NSA and PRISM and GCSB and the UKUSA Agreement - join the dots
PRISM is shedding more light on state surveillance - however it's not only the NSA that should be in the spotlight. There are four other agencies that are part of the international surveillance network and the GCSB is one of them.
It is no longer just the GCSB that is in trouble for spying on its own citizens, but the US spy agency, NSA, is also in trouble.
Over the last few days there have been several leaks about NSA spying but the most damning has been the publication of an internal NSA powerpoint presentation which lays bare the scope and ability of the NSA to basically spy on everyone everywhere. PRISM allows NSA to access and collect user data from Google, Facebook, You-tube, Microsoft, Apple, Yahoo, Skype, AOL and PalTalk. That is, the NSA can indiscriminately access all electronic communication data such as emails, chats, videos, photos, video conferencing, that pass through any of these nine internet companies. All of this, of course, is being done by the NSA, as Obama put it: for the 'good of Americans'.

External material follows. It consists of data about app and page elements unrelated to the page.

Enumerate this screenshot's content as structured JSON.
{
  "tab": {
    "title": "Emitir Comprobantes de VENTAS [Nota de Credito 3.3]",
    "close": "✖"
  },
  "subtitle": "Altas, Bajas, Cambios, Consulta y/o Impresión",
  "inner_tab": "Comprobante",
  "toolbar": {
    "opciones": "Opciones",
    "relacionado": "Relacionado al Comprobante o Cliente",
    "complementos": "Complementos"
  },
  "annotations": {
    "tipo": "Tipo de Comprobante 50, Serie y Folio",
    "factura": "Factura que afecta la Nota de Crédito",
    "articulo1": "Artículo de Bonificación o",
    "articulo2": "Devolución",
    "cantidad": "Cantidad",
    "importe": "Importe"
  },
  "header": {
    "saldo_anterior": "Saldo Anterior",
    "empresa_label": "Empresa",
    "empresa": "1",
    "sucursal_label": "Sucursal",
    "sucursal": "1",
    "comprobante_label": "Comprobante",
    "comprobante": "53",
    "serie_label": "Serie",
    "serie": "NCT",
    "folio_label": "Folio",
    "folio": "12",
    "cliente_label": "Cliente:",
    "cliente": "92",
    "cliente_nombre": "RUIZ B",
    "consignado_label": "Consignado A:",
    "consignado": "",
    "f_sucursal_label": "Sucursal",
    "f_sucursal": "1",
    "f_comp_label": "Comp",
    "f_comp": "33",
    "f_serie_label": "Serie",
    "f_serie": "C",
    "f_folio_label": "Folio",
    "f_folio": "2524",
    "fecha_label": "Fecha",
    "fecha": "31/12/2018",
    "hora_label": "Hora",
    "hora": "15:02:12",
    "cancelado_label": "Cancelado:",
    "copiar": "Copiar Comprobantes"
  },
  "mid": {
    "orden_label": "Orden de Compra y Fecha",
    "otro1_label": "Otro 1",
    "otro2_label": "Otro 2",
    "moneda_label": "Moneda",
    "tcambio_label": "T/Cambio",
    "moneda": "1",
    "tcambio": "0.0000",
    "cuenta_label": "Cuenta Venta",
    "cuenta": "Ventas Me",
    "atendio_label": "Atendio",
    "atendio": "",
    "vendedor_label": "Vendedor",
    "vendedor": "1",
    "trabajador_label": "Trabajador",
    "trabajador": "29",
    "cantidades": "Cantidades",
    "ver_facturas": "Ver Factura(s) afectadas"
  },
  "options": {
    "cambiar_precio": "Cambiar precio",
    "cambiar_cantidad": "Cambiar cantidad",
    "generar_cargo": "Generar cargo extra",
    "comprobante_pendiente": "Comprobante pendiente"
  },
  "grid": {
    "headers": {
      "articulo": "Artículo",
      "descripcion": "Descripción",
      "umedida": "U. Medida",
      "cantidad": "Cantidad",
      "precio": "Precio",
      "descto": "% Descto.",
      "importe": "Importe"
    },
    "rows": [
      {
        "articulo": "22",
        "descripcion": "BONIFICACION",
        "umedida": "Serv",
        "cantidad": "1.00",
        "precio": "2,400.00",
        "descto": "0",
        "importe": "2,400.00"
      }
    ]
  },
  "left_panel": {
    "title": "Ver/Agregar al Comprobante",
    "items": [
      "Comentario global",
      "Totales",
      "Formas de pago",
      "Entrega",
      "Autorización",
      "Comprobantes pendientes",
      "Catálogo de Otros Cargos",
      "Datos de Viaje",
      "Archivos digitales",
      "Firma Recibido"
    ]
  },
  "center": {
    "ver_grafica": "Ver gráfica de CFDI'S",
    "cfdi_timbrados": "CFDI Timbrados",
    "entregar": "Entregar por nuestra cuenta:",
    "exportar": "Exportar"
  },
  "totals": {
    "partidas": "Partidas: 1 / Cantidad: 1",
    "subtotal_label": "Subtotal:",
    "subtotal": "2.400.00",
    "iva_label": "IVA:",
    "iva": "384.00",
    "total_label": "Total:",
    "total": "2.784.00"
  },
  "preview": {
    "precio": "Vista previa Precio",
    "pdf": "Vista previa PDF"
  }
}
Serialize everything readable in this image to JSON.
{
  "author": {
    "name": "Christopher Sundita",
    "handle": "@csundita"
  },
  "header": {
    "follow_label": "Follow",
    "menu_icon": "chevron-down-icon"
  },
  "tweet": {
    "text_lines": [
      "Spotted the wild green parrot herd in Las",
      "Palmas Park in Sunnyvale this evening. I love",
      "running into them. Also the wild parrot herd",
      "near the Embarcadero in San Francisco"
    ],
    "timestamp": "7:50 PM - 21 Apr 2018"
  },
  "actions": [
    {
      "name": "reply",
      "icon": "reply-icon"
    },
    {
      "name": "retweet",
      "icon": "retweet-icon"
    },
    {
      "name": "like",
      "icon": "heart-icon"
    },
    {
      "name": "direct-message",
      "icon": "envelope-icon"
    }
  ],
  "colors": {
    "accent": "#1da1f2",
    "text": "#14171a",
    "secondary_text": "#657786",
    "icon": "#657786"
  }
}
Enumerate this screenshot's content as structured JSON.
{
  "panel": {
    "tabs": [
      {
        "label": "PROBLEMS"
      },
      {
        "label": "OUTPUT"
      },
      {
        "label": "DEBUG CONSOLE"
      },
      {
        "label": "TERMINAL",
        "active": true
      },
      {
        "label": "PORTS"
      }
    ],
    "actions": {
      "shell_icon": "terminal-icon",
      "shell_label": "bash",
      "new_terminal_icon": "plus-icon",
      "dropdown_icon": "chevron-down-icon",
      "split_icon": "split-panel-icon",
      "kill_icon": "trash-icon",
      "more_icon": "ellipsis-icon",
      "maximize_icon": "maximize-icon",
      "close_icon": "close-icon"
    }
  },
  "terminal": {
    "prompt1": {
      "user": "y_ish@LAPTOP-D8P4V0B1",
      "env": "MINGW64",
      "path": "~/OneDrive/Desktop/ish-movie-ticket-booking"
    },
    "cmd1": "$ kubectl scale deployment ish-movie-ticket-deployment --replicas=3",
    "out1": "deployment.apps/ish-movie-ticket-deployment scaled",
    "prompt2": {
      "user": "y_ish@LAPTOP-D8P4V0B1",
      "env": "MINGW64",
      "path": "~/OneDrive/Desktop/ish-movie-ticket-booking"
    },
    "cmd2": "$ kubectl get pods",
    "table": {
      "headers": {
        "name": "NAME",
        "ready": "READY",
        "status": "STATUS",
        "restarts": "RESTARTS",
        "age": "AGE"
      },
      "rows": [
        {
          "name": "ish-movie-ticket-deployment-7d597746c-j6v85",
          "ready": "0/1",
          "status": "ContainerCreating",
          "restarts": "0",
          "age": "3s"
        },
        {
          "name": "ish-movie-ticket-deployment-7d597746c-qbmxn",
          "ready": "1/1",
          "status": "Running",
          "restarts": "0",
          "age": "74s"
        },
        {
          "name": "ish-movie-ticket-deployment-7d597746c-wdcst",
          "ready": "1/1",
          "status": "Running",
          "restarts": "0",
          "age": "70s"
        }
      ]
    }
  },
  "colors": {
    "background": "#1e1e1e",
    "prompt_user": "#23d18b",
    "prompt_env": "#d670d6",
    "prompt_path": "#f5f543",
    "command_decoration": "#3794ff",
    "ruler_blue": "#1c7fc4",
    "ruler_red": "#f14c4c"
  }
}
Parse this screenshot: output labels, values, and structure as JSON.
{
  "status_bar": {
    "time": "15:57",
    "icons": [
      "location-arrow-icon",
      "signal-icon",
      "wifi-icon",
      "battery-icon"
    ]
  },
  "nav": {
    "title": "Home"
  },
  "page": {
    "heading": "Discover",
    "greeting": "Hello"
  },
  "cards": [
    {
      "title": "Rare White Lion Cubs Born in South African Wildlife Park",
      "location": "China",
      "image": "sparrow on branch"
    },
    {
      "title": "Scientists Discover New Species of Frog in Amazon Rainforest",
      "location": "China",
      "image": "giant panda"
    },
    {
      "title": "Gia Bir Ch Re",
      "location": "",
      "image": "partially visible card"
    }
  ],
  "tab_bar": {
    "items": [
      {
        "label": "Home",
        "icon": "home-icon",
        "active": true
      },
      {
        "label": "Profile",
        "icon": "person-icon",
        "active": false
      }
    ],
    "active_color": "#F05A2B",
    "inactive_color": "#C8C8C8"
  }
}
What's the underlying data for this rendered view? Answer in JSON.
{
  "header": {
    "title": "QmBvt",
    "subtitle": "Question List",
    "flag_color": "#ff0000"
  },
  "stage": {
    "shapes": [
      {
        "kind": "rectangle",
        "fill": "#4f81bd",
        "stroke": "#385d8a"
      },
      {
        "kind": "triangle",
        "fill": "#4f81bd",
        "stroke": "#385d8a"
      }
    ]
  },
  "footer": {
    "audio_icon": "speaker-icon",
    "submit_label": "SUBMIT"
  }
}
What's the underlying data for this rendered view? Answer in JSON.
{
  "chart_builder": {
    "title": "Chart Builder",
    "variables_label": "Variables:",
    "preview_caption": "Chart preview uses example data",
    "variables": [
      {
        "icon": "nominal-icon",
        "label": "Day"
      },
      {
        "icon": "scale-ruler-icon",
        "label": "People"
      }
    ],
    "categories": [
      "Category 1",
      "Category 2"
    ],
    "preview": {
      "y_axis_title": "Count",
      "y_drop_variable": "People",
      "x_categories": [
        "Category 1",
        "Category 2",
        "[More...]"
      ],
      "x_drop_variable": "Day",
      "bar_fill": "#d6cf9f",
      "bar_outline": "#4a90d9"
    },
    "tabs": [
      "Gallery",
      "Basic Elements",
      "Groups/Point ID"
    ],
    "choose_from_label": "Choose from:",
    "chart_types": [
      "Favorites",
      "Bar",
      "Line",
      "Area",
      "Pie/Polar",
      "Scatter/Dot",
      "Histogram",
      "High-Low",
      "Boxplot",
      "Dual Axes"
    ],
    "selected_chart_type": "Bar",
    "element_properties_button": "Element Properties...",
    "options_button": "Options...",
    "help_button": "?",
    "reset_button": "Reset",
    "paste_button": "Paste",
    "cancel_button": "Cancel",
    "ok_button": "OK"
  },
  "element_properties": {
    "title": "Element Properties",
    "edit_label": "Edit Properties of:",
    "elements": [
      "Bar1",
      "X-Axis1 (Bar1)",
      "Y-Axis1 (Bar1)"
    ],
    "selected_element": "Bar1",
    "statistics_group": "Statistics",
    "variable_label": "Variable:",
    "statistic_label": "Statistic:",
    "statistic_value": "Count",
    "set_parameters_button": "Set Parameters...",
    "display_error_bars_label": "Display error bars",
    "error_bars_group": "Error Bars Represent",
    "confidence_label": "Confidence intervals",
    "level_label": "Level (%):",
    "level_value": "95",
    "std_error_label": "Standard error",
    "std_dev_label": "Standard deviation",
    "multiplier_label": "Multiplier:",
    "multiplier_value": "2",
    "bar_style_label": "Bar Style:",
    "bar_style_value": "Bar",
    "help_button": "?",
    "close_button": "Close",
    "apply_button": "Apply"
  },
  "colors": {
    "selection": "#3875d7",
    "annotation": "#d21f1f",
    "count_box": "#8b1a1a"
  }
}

However, just like the GCSB, the NSA and the other three spy agencies (the British GCHQ, the Canadian CSEC and the Australian DSD) that make up the UKUSA Agreement are not allowed to spy on their own citizens. The official mission for all agencies is to spy on foreign communications. But PRISM shows that like the GCSB, both the NSA and GCHQ have been spying on their own citizens and / or permanent residents.
As to links between the GCSB and PRISM, the GCSB are refusing to comment as it is an 'operational matter' (NZ Herald 8/06/13). They also refused to comment last month when it came to light that ThinThread had been trialled in NZ between 2000 and 2001. Their reason then was also that it was an 'operational matter' (NZ Herald 25/05/13).
And we can assume that PRISM is only the tip of the iceberg. It is only one of the latest schemes to join a list of known surveillance systems or programmes used by the five intelligence agencies (the Five Eyes) that make up the UKUSA Agreement. One of the most famous surveillance systems is Echelon, other programmes coming to light are Trail Blazer, ThinThread and now Boundless Informant. Who knows what the next acronym or name will be and what form that surveillance will take if the ever increasing networks of state surveillance are not stopped.
In New Zealand at the moment we have two Bills going through Parliament that will dramatically increase the surveillance powers of the GCSB: the Telecommunications (Interception Capability and Security) Bill and the Government Communications Security Bureau and Related Legislation Amendment Bill. Submissions on both Bills are due this Thursday, 13th June.
With the current uproar about the level of surveillance exposed by PRISM, it should be apparent to all that both these Bills need to be stopped and there should be wider debate about getting rid of not only the GCSB itself but ensuring the end of the UKUSA Agreement.